#### [WORK REQUEST]
All entries must come back exactly as given, with no pictures in the copy.

---+---

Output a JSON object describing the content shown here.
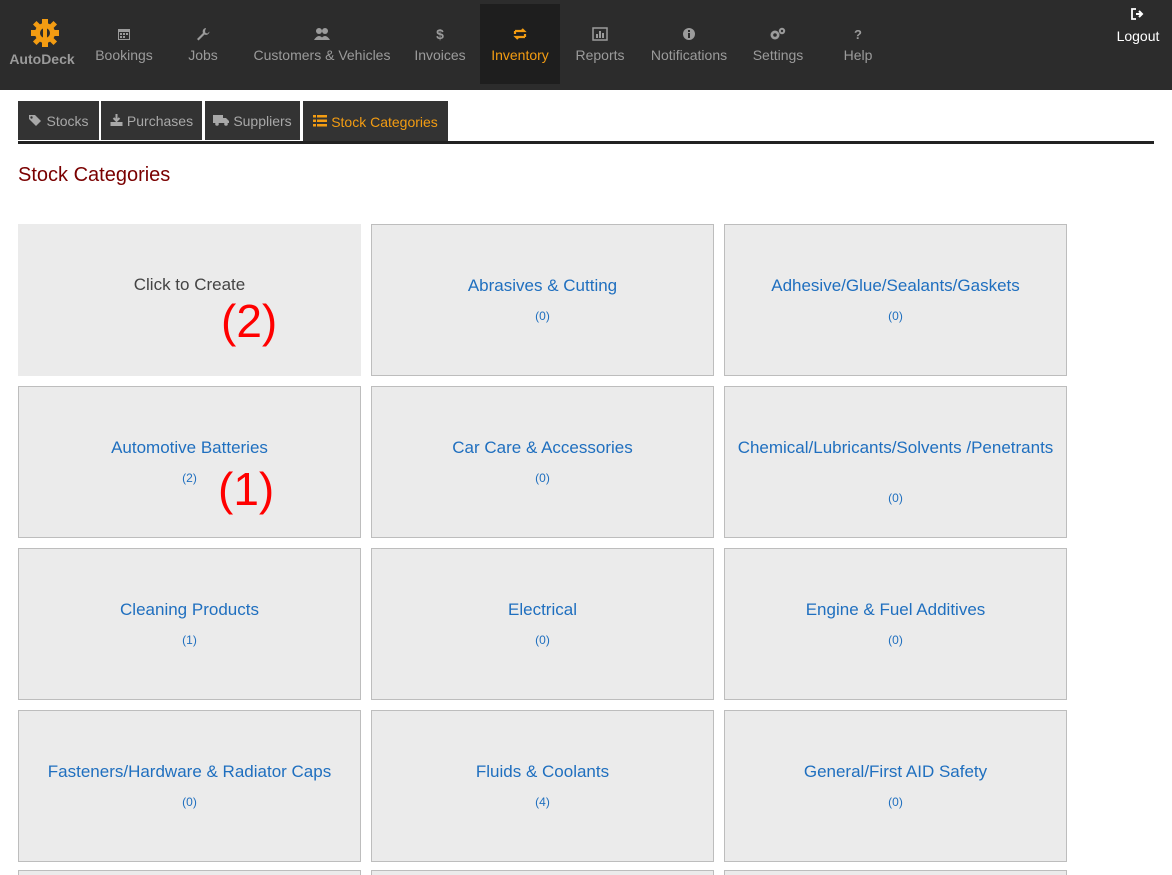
{
  "app": {
    "brand": "AutoDeck"
  },
  "nav": {
    "items": [
      {
        "label": "Bookings",
        "icon": "calendar-icon"
      },
      {
        "label": "Jobs",
        "icon": "wrench-icon"
      },
      {
        "label": "Customers & Vehicles",
        "icon": "users-icon"
      },
      {
        "label": "Invoices",
        "icon": "dollar-icon"
      },
      {
        "label": "Inventory",
        "icon": "exchange-icon",
        "active": true
      },
      {
        "label": "Reports",
        "icon": "bar-chart-icon"
      },
      {
        "label": "Notifications",
        "icon": "info-icon"
      },
      {
        "label": "Settings",
        "icon": "cogs-icon"
      },
      {
        "label": "Help",
        "icon": "question-icon"
      }
    ],
    "logout": "Logout"
  },
  "subtabs": [
    {
      "label": "Stocks",
      "icon": "tags-icon"
    },
    {
      "label": "Purchases",
      "icon": "download-icon"
    },
    {
      "label": "Suppliers",
      "icon": "truck-icon"
    },
    {
      "label": "Stock Categories",
      "icon": "list-icon",
      "active": true
    }
  ],
  "page": {
    "title": "Stock Categories"
  },
  "create_card": {
    "label": "Click to Create"
  },
  "categories": [
    {
      "name": "Abrasives & Cutting",
      "count": "(0)"
    },
    {
      "name": "Adhesive/Glue/Sealants/Gaskets",
      "count": "(0)"
    },
    {
      "name": "Automotive Batteries",
      "count": "(2)"
    },
    {
      "name": "Car Care & Accessories",
      "count": "(0)"
    },
    {
      "name": "Chemical/Lubricants/Solvents /Penetrants",
      "count": "(0)"
    },
    {
      "name": "Cleaning Products",
      "count": "(1)"
    },
    {
      "name": "Electrical",
      "count": "(0)"
    },
    {
      "name": "Engine & Fuel Additives",
      "count": "(0)"
    },
    {
      "name": "Fasteners/Hardware & Radiator Caps",
      "count": "(0)"
    },
    {
      "name": "Fluids & Coolants",
      "count": "(4)"
    },
    {
      "name": "General/First AID Safety",
      "count": "(0)"
    }
  ],
  "annotations": {
    "create": "(2)",
    "batteries": "(1)"
  },
  "colors": {
    "accent": "#f39c12",
    "link": "#1f6fbf",
    "title": "#7a0000",
    "annotation": "#ff0000",
    "nav_bg": "#2c2c2c"
  }
}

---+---

#### [TASK OUTPUT]
Output a JSON object describing the content shown here.
{
  "app": {
    "brand": "AutoDeck"
  },
  "nav": {
    "items": [
      {
        "label": "Bookings",
        "icon": "calendar-icon"
      },
      {
        "label": "Jobs",
        "icon": "wrench-icon"
      },
      {
        "label": "Customers & Vehicles",
        "icon": "users-icon"
      },
      {
        "label": "Invoices",
        "icon": "dollar-icon"
      },
      {
        "label": "Inventory",
        "icon": "exchange-icon",
        "active": true
      },
      {
        "label": "Reports",
        "icon": "bar-chart-icon"
      },
      {
        "label": "Notifications",
        "icon": "info-icon"
      },
      {
        "label": "Settings",
        "icon": "cogs-icon"
      },
      {
        "label": "Help",
        "icon": "question-icon"
      }
    ],
    "logout": "Logout"
  },
  "subtabs": [
    {
      "label": "Stocks",
      "icon": "tags-icon"
    },
    {
      "label": "Purchases",
      "icon": "download-icon"
    },
    {
      "label": "Suppliers",
      "icon": "truck-icon"
    },
    {
      "label": "Stock Categories",
      "icon": "list-icon",
      "active": true
    }
  ],
  "page": {
    "title": "Stock Categories"
  },
  "create_card": {
    "label": "Click to Create"
  },
  "categories": [
    {
      "name": "Abrasives & Cutting",
      "count": "(0)"
    },
    {
      "name": "Adhesive/Glue/Sealants/Gaskets",
      "count": "(0)"
    },
    {
      "name": "Automotive Batteries",
      "count": "(2)"
    },
    {
      "name": "Car Care & Accessories",
      "count": "(0)"
    },
    {
      "name": "Chemical/Lubricants/Solvents /Penetrants",
      "count": "(0)"
    },
    {
      "name": "Cleaning Products",
      "count": "(1)"
    },
    {
      "name": "Electrical",
      "count": "(0)"
    },
    {
      "name": "Engine & Fuel Additives",
      "count": "(0)"
    },
    {
      "name": "Fasteners/Hardware & Radiator Caps",
      "count": "(0)"
    },
    {
      "name": "Fluids & Coolants",
      "count": "(4)"
    },
    {
      "name": "General/First AID Safety",
      "count": "(0)"
    }
  ],
  "annotations": {
    "create": "(2)",
    "batteries": "(1)"
  },
  "colors": {
    "accent": "#f39c12",
    "link": "#1f6fbf",
    "title": "#7a0000",
    "annotation": "#ff0000",
    "nav_bg": "#2c2c2c"
  }
}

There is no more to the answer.